▶ [Your goal]
Write the entries out exactly. Any images they hold stay out of the copy.

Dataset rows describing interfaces
——

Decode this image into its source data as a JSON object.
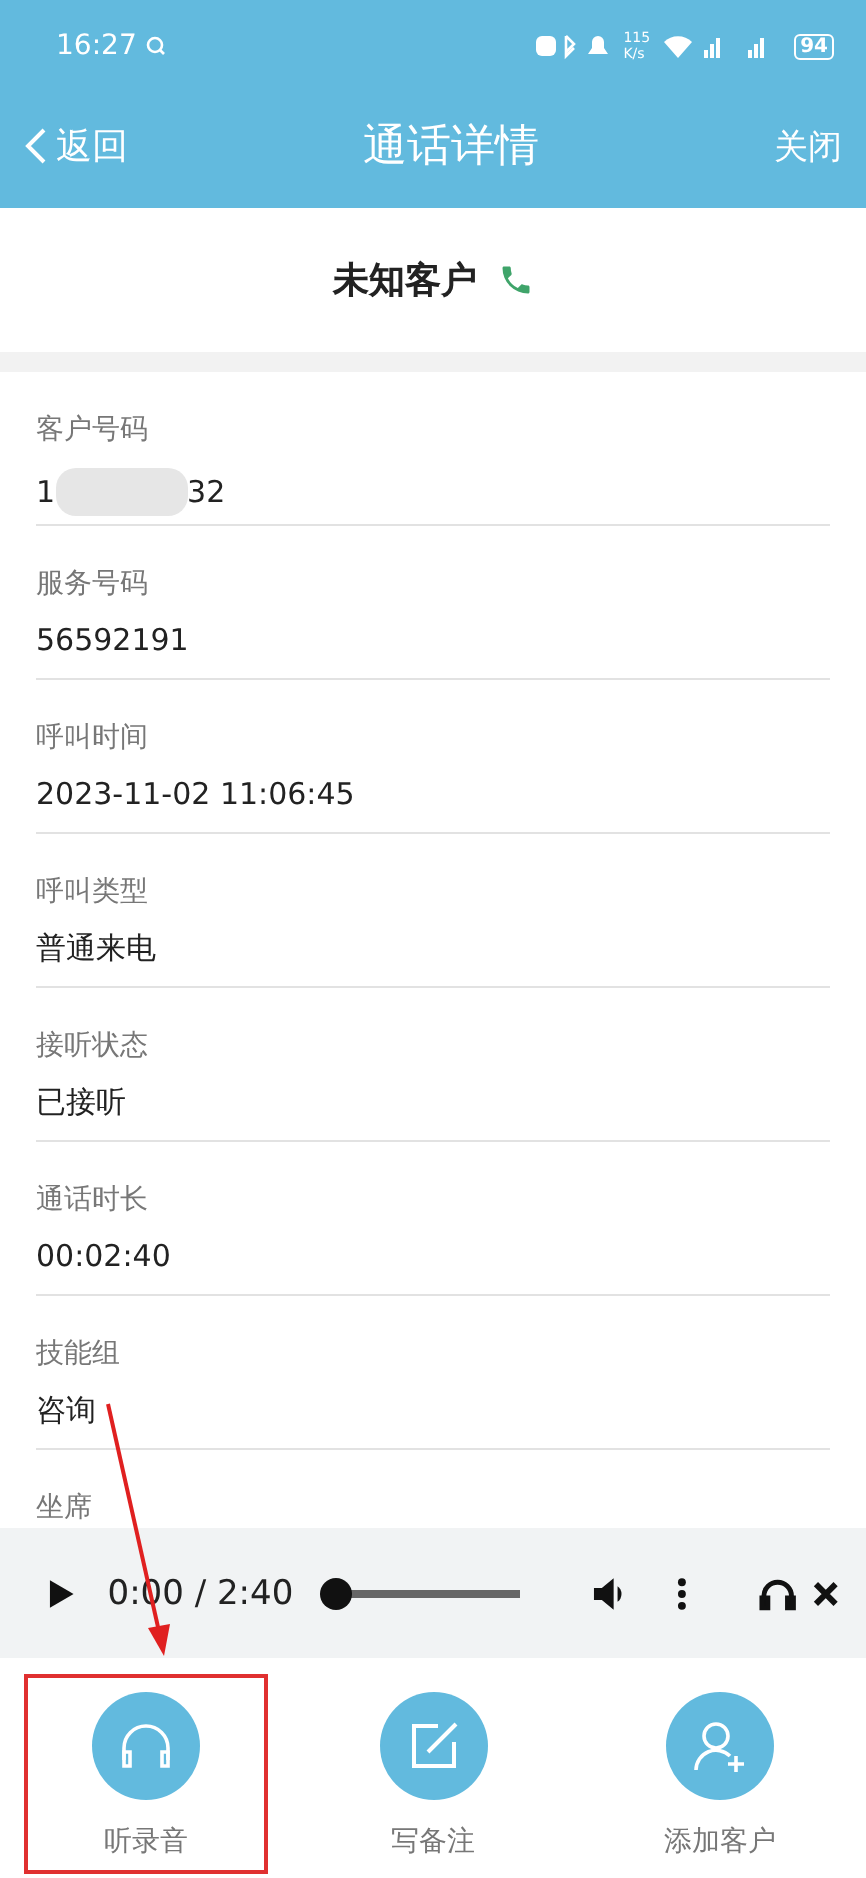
{
  "status_bar": {
    "time": "16:27",
    "speed": "115",
    "speed_unit": "K/s",
    "battery": "94"
  },
  "header": {
    "back": "返回",
    "title": "通话详情",
    "close": "关闭"
  },
  "customer": {
    "name": "未知客户"
  },
  "fields": [
    {
      "label": "客户号码",
      "value": "1",
      "value_tail": "32",
      "masked": true
    },
    {
      "label": "服务号码",
      "value": "56592191",
      "masked": false
    },
    {
      "label": "呼叫时间",
      "value": "2023-11-02 11:06:45",
      "masked": false
    },
    {
      "label": "呼叫类型",
      "value": "普通来电",
      "masked": false
    },
    {
      "label": "接听状态",
      "value": "已接听",
      "masked": false
    },
    {
      "label": "通话时长",
      "value": "00:02:40",
      "masked": false
    },
    {
      "label": "技能组",
      "value": "咨询",
      "masked": false
    },
    {
      "label": "坐席",
      "masked": false
    }
  ],
  "player": {
    "time": "0:00 / 2:40",
    "level": 0
  },
  "actions": [
    {
      "kind": "headphones",
      "label": "听录音",
      "highlighted": true
    },
    {
      "kind": "note",
      "label": "写备注",
      "highlighted": false
    },
    {
      "kind": "add-user",
      "label": "添加客户",
      "highlighted": false
    }
  ]
}
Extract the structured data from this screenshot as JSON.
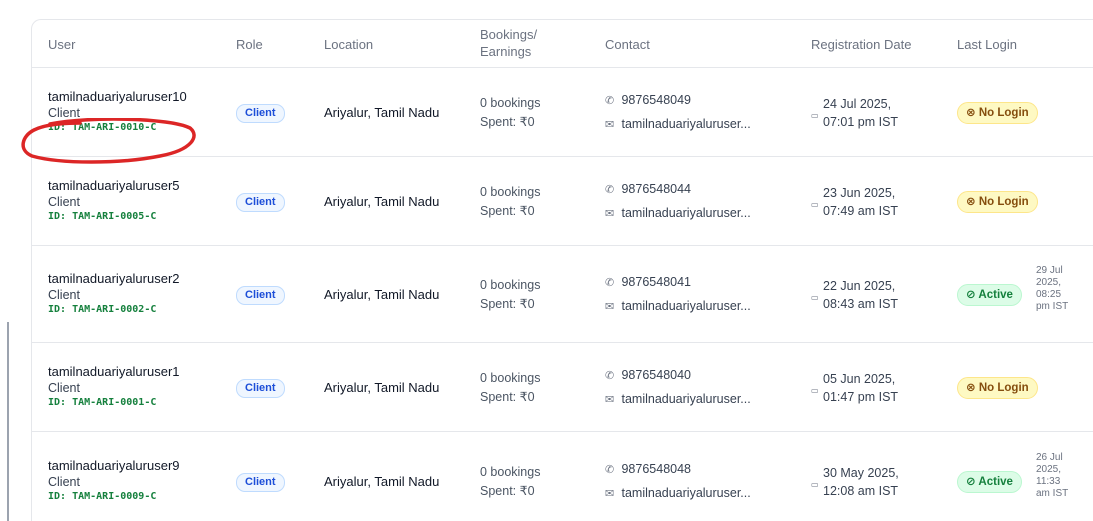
{
  "headers": {
    "user": "User",
    "role": "Role",
    "location": "Location",
    "bookings_line1": "Bookings/",
    "bookings_line2": "Earnings",
    "contact": "Contact",
    "registration": "Registration Date",
    "last_login": "Last Login"
  },
  "rows": [
    {
      "name": "tamilnaduariyaluruser10",
      "role_text": "Client",
      "id": "ID: TAM-ARI-0010-C",
      "role_badge": "Client",
      "location": "Ariyalur, Tamil Nadu",
      "bookings": "0 bookings",
      "spent": "Spent: ₹0",
      "phone": "9876548049",
      "email": "tamilnaduariyaluruser...",
      "reg_date": "24 Jul 2025,",
      "reg_time": "07:01 pm IST",
      "status": "No Login",
      "status_type": "nologin",
      "last_login": ""
    },
    {
      "name": "tamilnaduariyaluruser5",
      "role_text": "Client",
      "id": "ID: TAM-ARI-0005-C",
      "role_badge": "Client",
      "location": "Ariyalur, Tamil Nadu",
      "bookings": "0 bookings",
      "spent": "Spent: ₹0",
      "phone": "9876548044",
      "email": "tamilnaduariyaluruser...",
      "reg_date": "23 Jun 2025,",
      "reg_time": "07:49 am IST",
      "status": "No Login",
      "status_type": "nologin",
      "last_login": ""
    },
    {
      "name": "tamilnaduariyaluruser2",
      "role_text": "Client",
      "id": "ID: TAM-ARI-0002-C",
      "role_badge": "Client",
      "location": "Ariyalur, Tamil Nadu",
      "bookings": "0 bookings",
      "spent": "Spent: ₹0",
      "phone": "9876548041",
      "email": "tamilnaduariyaluruser...",
      "reg_date": "22 Jun 2025,",
      "reg_time": "08:43 am IST",
      "status": "Active",
      "status_type": "active",
      "last_login": "29 Jul 2025, 08:25 pm IST"
    },
    {
      "name": "tamilnaduariyaluruser1",
      "role_text": "Client",
      "id": "ID: TAM-ARI-0001-C",
      "role_badge": "Client",
      "location": "Ariyalur, Tamil Nadu",
      "bookings": "0 bookings",
      "spent": "Spent: ₹0",
      "phone": "9876548040",
      "email": "tamilnaduariyaluruser...",
      "reg_date": "05 Jun 2025,",
      "reg_time": "01:47 pm IST",
      "status": "No Login",
      "status_type": "nologin",
      "last_login": ""
    },
    {
      "name": "tamilnaduariyaluruser9",
      "role_text": "Client",
      "id": "ID: TAM-ARI-0009-C",
      "role_badge": "Client",
      "location": "Ariyalur, Tamil Nadu",
      "bookings": "0 bookings",
      "spent": "Spent: ₹0",
      "phone": "9876548048",
      "email": "tamilnaduariyaluruser...",
      "reg_date": "30 May 2025,",
      "reg_time": "12:08 am IST",
      "status": "Active",
      "status_type": "active",
      "last_login": "26 Jul 2025, 11:33 am IST"
    }
  ],
  "icons": {
    "phone": "phone-icon",
    "email": "mail-icon",
    "calendar": "calendar-icon",
    "nologin": "circle-x-icon",
    "active": "circle-check-icon"
  },
  "colors": {
    "id_text": "#15803d",
    "client_badge": "#1d4ed8",
    "nologin_bg": "#fef9c3",
    "active_bg": "#dcfce7",
    "annotation": "#dc2626"
  }
}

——

▶ [Answer below]
Decode this image into its source data as a JSON object.
{
  "status_bar": {
    "time": "16:27",
    "speed": "115",
    "speed_unit": "K/s",
    "battery": "94"
  },
  "header": {
    "back": "返回",
    "title": "通话详情",
    "close": "关闭"
  },
  "customer": {
    "name": "未知客户"
  },
  "fields": [
    {
      "label": "客户号码",
      "value": "1",
      "value_tail": "32",
      "masked": true
    },
    {
      "label": "服务号码",
      "value": "56592191",
      "masked": false
    },
    {
      "label": "呼叫时间",
      "value": "2023-11-02 11:06:45",
      "masked": false
    },
    {
      "label": "呼叫类型",
      "value": "普通来电",
      "masked": false
    },
    {
      "label": "接听状态",
      "value": "已接听",
      "masked": false
    },
    {
      "label": "通话时长",
      "value": "00:02:40",
      "masked": false
    },
    {
      "label": "技能组",
      "value": "咨询",
      "masked": false
    },
    {
      "label": "坐席",
      "masked": false
    }
  ],
  "player": {
    "time": "0:00 / 2:40",
    "level": 0
  },
  "actions": [
    {
      "kind": "headphones",
      "label": "听录音",
      "highlighted": true
    },
    {
      "kind": "note",
      "label": "写备注",
      "highlighted": false
    },
    {
      "kind": "add-user",
      "label": "添加客户",
      "highlighted": false
    }
  ]
}
Extract the structured data from this screenshot as JSON.
{
  "headers": {
    "user": "User",
    "role": "Role",
    "location": "Location",
    "bookings_line1": "Bookings/",
    "bookings_line2": "Earnings",
    "contact": "Contact",
    "registration": "Registration Date",
    "last_login": "Last Login"
  },
  "rows": [
    {
      "name": "tamilnaduariyaluruser10",
      "role_text": "Client",
      "id": "ID: TAM-ARI-0010-C",
      "role_badge": "Client",
      "location": "Ariyalur, Tamil Nadu",
      "bookings": "0 bookings",
      "spent": "Spent: ₹0",
      "phone": "9876548049",
      "email": "tamilnaduariyaluruser...",
      "reg_date": "24 Jul 2025,",
      "reg_time": "07:01 pm IST",
      "status": "No Login",
      "status_type": "nologin",
      "last_login": ""
    },
    {
      "name": "tamilnaduariyaluruser5",
      "role_text": "Client",
      "id": "ID: TAM-ARI-0005-C",
      "role_badge": "Client",
      "location": "Ariyalur, Tamil Nadu",
      "bookings": "0 bookings",
      "spent": "Spent: ₹0",
      "phone": "9876548044",
      "email": "tamilnaduariyaluruser...",
      "reg_date": "23 Jun 2025,",
      "reg_time": "07:49 am IST",
      "status": "No Login",
      "status_type": "nologin",
      "last_login": ""
    },
    {
      "name": "tamilnaduariyaluruser2",
      "role_text": "Client",
      "id": "ID: TAM-ARI-0002-C",
      "role_badge": "Client",
      "location": "Ariyalur, Tamil Nadu",
      "bookings": "0 bookings",
      "spent": "Spent: ₹0",
      "phone": "9876548041",
      "email": "tamilnaduariyaluruser...",
      "reg_date": "22 Jun 2025,",
      "reg_time": "08:43 am IST",
      "status": "Active",
      "status_type": "active",
      "last_login": "29 Jul 2025, 08:25 pm IST"
    },
    {
      "name": "tamilnaduariyaluruser1",
      "role_text": "Client",
      "id": "ID: TAM-ARI-0001-C",
      "role_badge": "Client",
      "location": "Ariyalur, Tamil Nadu",
      "bookings": "0 bookings",
      "spent": "Spent: ₹0",
      "phone": "9876548040",
      "email": "tamilnaduariyaluruser...",
      "reg_date": "05 Jun 2025,",
      "reg_time": "01:47 pm IST",
      "status": "No Login",
      "status_type": "nologin",
      "last_login": ""
    },
    {
      "name": "tamilnaduariyaluruser9",
      "role_text": "Client",
      "id": "ID: TAM-ARI-0009-C",
      "role_badge": "Client",
      "location": "Ariyalur, Tamil Nadu",
      "bookings": "0 bookings",
      "spent": "Spent: ₹0",
      "phone": "9876548048",
      "email": "tamilnaduariyaluruser...",
      "reg_date": "30 May 2025,",
      "reg_time": "12:08 am IST",
      "status": "Active",
      "status_type": "active",
      "last_login": "26 Jul 2025, 11:33 am IST"
    }
  ],
  "icons": {
    "phone": "phone-icon",
    "email": "mail-icon",
    "calendar": "calendar-icon",
    "nologin": "circle-x-icon",
    "active": "circle-check-icon"
  },
  "colors": {
    "id_text": "#15803d",
    "client_badge": "#1d4ed8",
    "nologin_bg": "#fef9c3",
    "active_bg": "#dcfce7",
    "annotation": "#dc2626"
  }
}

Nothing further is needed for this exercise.